If he is correct, it could shed more light on a verse in Mark’s Gospel. In that Gospel, we read that Jesus taught from Psalm 110 in Jerusalem. He showed that the ruler it spoke about was more than an earthly king, because David referred to him as “my Lord.”

Then, Mark 12:37 adds this comment: “And the great throng heard him gladly.”

If Psalm had been so abused and misapplied by the Hasmoneans, it’s no wonder the crowds were happy with the way Jesus taught it. He took it away from earthly, political rulers and reclaimed it for the true Christ. He emptied it of the earthly baggage and brought forth is spiritual dimensions.

Here’s the full passage from Mark 12:35-37 (ESV):

And as Jesus taught in the temple, he said, “How can the scribes say that the Christ is the son of David? David himself, in the Holy Spirit, declared,

‘The Lord said to my Lord, Sit at my right hand, until I put your enemies under your feet.’

David himself calls him Lord. So how is he his son?”

And the great throng heard him gladly.

There Was That Time Jesus Stood Up

In Acts 7, right before Stephen is stoned to death, he exclaims that he sees Jesus standing at the right hand of God.

Luke, who wrote the book of Acts, doesn’t tell us why he was standing. In fact, he might not have even known why.

Hay concluded that Luke was simply reporting Stephen’s words exactly as he had found them in his research.

This is in Acts 7:55-56 (ESV):

“But he, full of the Holy Spirit, gazed into heaven and saw the glory of God, and Jesus standing at the right hand of God. And he said, ‘Behold, I see the heavens opened, and the Son of Man standing at the right hand of God.’”

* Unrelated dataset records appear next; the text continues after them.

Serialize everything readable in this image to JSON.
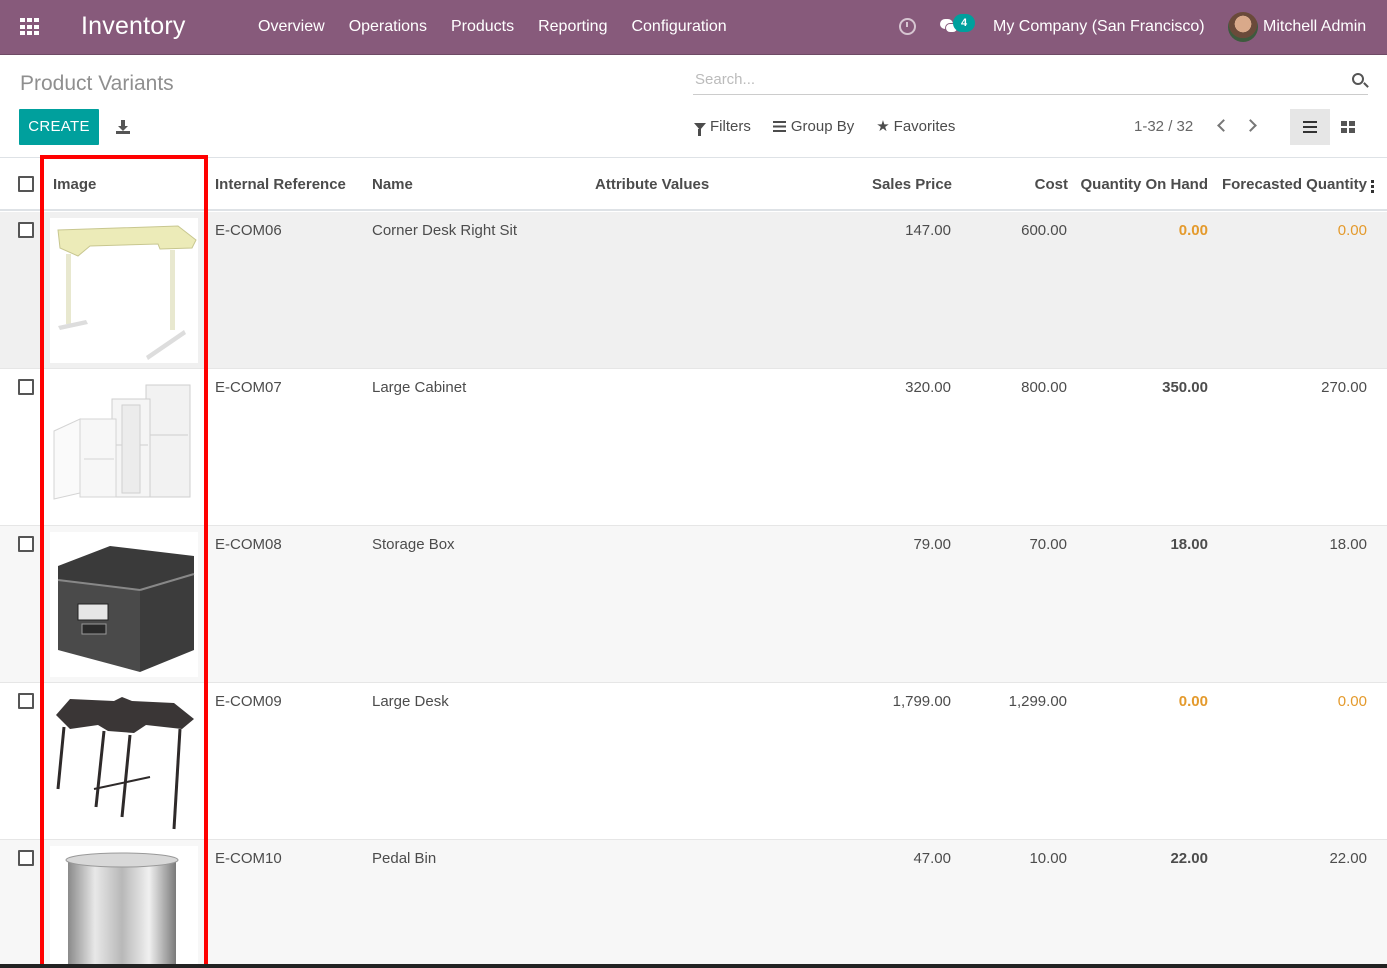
{
  "navbar": {
    "brand": "Inventory",
    "menu": [
      "Overview",
      "Operations",
      "Products",
      "Reporting",
      "Configuration"
    ],
    "chat_count": "4",
    "company": "My Company (San Francisco)",
    "user": "Mitchell Admin"
  },
  "control": {
    "title": "Product Variants",
    "search_placeholder": "Search...",
    "create_label": "CREATE",
    "filters_label": "Filters",
    "groupby_label": "Group By",
    "favorites_label": "Favorites",
    "pager": "1-32 / 32"
  },
  "table": {
    "headers": {
      "image": "Image",
      "internal_ref": "Internal Reference",
      "name": "Name",
      "attributes": "Attribute Values",
      "sales_price": "Sales Price",
      "cost": "Cost",
      "qty_on_hand": "Quantity On Hand",
      "forecasted": "Forecasted Quantity"
    },
    "rows": [
      {
        "ref": "E-COM06",
        "name": "Corner Desk Right Sit",
        "attributes": "",
        "price": "147.00",
        "cost": "600.00",
        "qty": "0.00",
        "forecast": "0.00",
        "image": "corner-desk"
      },
      {
        "ref": "E-COM07",
        "name": "Large Cabinet",
        "attributes": "",
        "price": "320.00",
        "cost": "800.00",
        "qty": "350.00",
        "forecast": "270.00",
        "image": "cabinet"
      },
      {
        "ref": "E-COM08",
        "name": "Storage Box",
        "attributes": "",
        "price": "79.00",
        "cost": "70.00",
        "qty": "18.00",
        "forecast": "18.00",
        "image": "storage-box"
      },
      {
        "ref": "E-COM09",
        "name": "Large Desk",
        "attributes": "",
        "price": "1,799.00",
        "cost": "1,299.00",
        "qty": "0.00",
        "forecast": "0.00",
        "image": "large-desk"
      },
      {
        "ref": "E-COM10",
        "name": "Pedal Bin",
        "attributes": "",
        "price": "47.00",
        "cost": "10.00",
        "qty": "22.00",
        "forecast": "22.00",
        "image": "pedal-bin"
      }
    ]
  },
  "colors": {
    "brand": "#875a7b",
    "primary": "#00a09d",
    "warning": "#e49a2c",
    "highlight": "#ff0000"
  }
}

Hay believed that we could see, in this text, the moment that Luke went from narrating the event to transcribing the direct quote of Stephen.

First, there’s the redundancy. Luke says what Stephen saw, then Stephen himself says what he saw.

Second, there’s the redundancy. (Just kidding.)

Second, there’s the different vocabulary. There’s the uncommon name for Jesus, “the Son of Man.” Outside of this verse, only Jesus used that term.

We also see both the singular term for heaven (which Luke normally used) and the plural term, “the heavens.” They both mean the same thing, but it’s typical of Luke to use the plural form.

So why was Jesus standing? Hay didn’t think we could find out for sure. “The answer to this question,” he wrote, “lies in the twilight zone of pre-Lucan tradition.”

He did share some ideas that had been suggested by other. For example, it may have been a vision of the future, of Jesus getting ready to return to earth.

Another idea is that Jesus “rises in the heavenly courtroom to act as a witness on Stephen’s behalf.”

However, the answer Hay found “perhaps most plausible,” was “that Jesus rises from his throne to welcome Stephen into heaven.”

The Book of Hebrews Did Not Pull Melchizedek Out of Relative Obscurity

It might look that way to us.

When we read the New Testament, Melchizedek is mentioned nowhere else but in Hebrews. He appears only twice in the Old Testament, briefly in a story about Abraham, and then in one verse of Psalm 110.

We might think that the writer of Hebrews was making a big deal out of a little-known figure.

In fact, there were plenty of theories about Melchizedek going around at the time that Hebrews was written. One thing they had in common was that they added human opinion to the biblical account.

The writer of Hebrews was different. He really stuck to the text. Hay was impressed by his restraint:

“The marvel about the argument concering Melchizedek in Heb 5-7 is not that the author has made so much out of so little, but that he has made so little out of so much. It is clear that at least within Judaism large clouds of speculation swirled about Melchizedek, and there can be little doubt that the author of the epistle knew more than he chose to elaborate (cf. 7.1-3). With the most astonishing thrift, or resolute reserve, he determined to know nothing of him that could not be inferred from Gen 14.18-20 and Ps. 110.4 (chiefly the latter).